Public ‘Underestimates NHS Care’
The public’s view of the NHS is far less positive than satisfaction ratings given by patients who use the service, a report has found. The NHS Confederation says the public thinks the NHS is in crisis – but patients consistently report high levels of satisfaction with their care.
It blames disenchantment with the government for distorting perceptions. Ministers said record investment had led to big improvements in the performance of the NHS.
A poll by Ipsos MORI found the combined patient and public satisfaction rating for the NHS overall was 63% in the winter of 2005 – but the public’s rating was much more negative than that of patients.
A separate survey by Populus found that, on average, patients rate attributes of NHS care such as nursing care, cleanliness and waiting times 12% higher than the public as a whole.
The NHS Confederation report said a key to the difference in perception could be seen in the fact that both groups gave GP services a similar satisfaction rating – around 80%.
It says that this is probably because, unlike other NHS services, most people see their GP regularly. Thus the public can respond on the basis of their personal experience and not just on opinions from elsewhere.
The report says there is evidence to suggest political beliefs are the most important driver of public satisfaction with the NHS, followed by factors such as media coverage.

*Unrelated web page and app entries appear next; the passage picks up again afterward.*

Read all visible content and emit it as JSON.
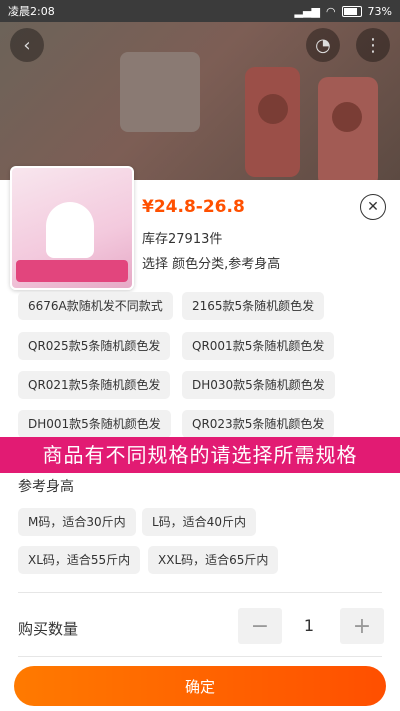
{
  "status_bar": {
    "time": "凌晨2:08",
    "battery": "73%"
  },
  "product": {
    "price": "¥24.8-26.8",
    "stock": "库存27913件",
    "select_hint": "选择 颜色分类,参考身高"
  },
  "color_options": [
    "6676A款随机发不同款式",
    "2165款5条随机颜色发",
    "QR025款5条随机颜色发",
    "QR001款5条随机颜色发",
    "QR021款5条随机颜色发",
    "DH030款5条随机颜色发",
    "DH001款5条随机颜色发",
    "QR023款5条随机颜色发"
  ],
  "banner": "商品有不同规格的请选择所需规格",
  "size_section": {
    "title": "参考身高",
    "options": [
      "M码，适合30斤内",
      "L码，适合40斤内",
      "XL码，适合55斤内",
      "XXL码，适合65斤内"
    ]
  },
  "quantity": {
    "label": "购买数量",
    "value": "1",
    "minus": "−",
    "plus": "+"
  },
  "confirm_label": "确定",
  "icons": {
    "back": "chevron-left-icon",
    "close": "close-circle-icon",
    "more": "more-icon"
  },
  "colors": {
    "accent": "#ff5000",
    "banner": "#e21b73",
    "chip_bg": "#f1f1f1"
  }
}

Nigel Edwards, director of policy at the NHS Confederation, which represents more than 90% of NHS organisations, said: “The public has become distrustful when confronted with evidence of improvement in the NHS.

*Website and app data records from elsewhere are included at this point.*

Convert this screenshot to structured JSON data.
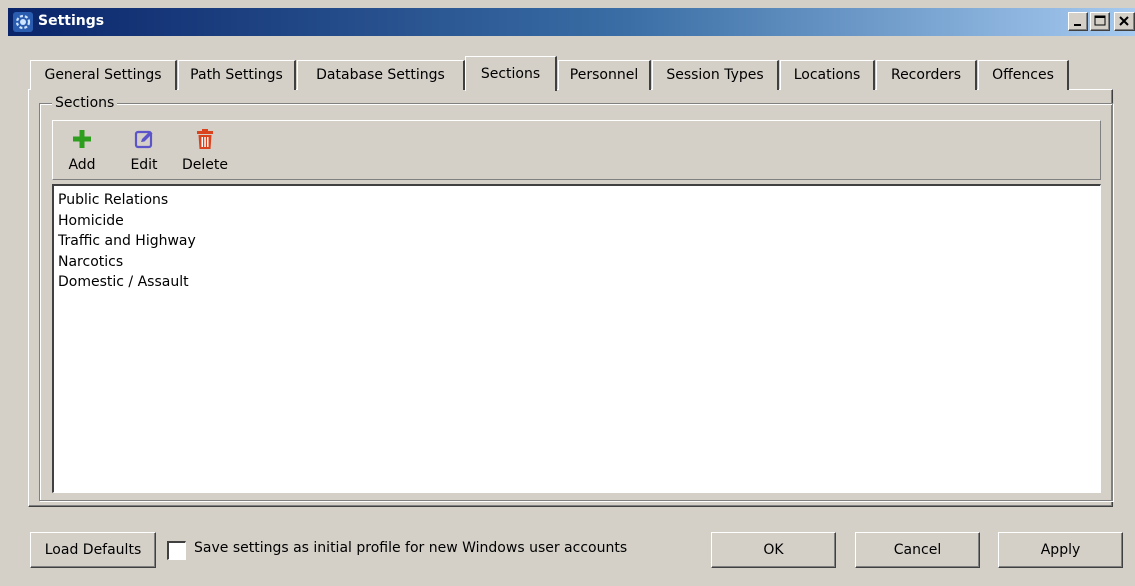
{
  "window": {
    "title": "Settings",
    "icon": "settings-gear-icon"
  },
  "tabs": [
    {
      "label": "General Settings",
      "active": false
    },
    {
      "label": "Path Settings",
      "active": false
    },
    {
      "label": "Database Settings",
      "active": false
    },
    {
      "label": "Sections",
      "active": true
    },
    {
      "label": "Personnel",
      "active": false
    },
    {
      "label": "Session Types",
      "active": false
    },
    {
      "label": "Locations",
      "active": false
    },
    {
      "label": "Recorders",
      "active": false
    },
    {
      "label": "Offences",
      "active": false
    }
  ],
  "group": {
    "label": "Sections"
  },
  "toolbar": {
    "add": {
      "label": "Add",
      "icon": "plus-icon",
      "color": "#2e9e1e"
    },
    "edit": {
      "label": "Edit",
      "icon": "edit-icon",
      "color": "#5b55c9"
    },
    "delete": {
      "label": "Delete",
      "icon": "trash-icon",
      "color": "#d9431e"
    }
  },
  "sections": [
    "Public Relations",
    "Homicide",
    "Traffic and Highway",
    "Narcotics",
    "Domestic / Assault"
  ],
  "footer": {
    "load_defaults": "Load Defaults",
    "save_profile_label": "Save settings as initial profile for new Windows user accounts",
    "save_profile_checked": false,
    "ok": "OK",
    "cancel": "Cancel",
    "apply": "Apply"
  }
}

“It would seem that disenchantment with the government translates into scepticism about the service.”
Mr Edwards said significant improvements had been made in the NHS over recent years, but the government had failed to communicate health reforms effectively to the public.
Continuous reorganisations and the setting of “dogmatic” targets had alienated the public.
And the fact that many NHS staff were critical of the way the service was run might also have coloured public opinion, he said.
“It is clear that both the NHS and the government have a big mountain to climb in order to restore public and staff confidence in the NHS.
“It is only through the NHS and government working together to change the focus of the service back to the experience of the patient and the outcomes of their care that the perceptions gap will begin to close and the current poor image of the NHS will start to improve.”
Health Minister Andy Burnham said the 2005 Healthcare Commission patient survey reported 92% of patients as happy with their NHS care.
“We understand that coverage of financial problems in a minority of trusts may have an effect on public perceptions of the NHS. But it’s important to remember the facts.
“The NHS as a whole is performing well and currently forecasting a small surplus for the end of this year.
“We are confident that as finances continue to stabilise and NHS patients continue to get good services, the public perceptions will get better.”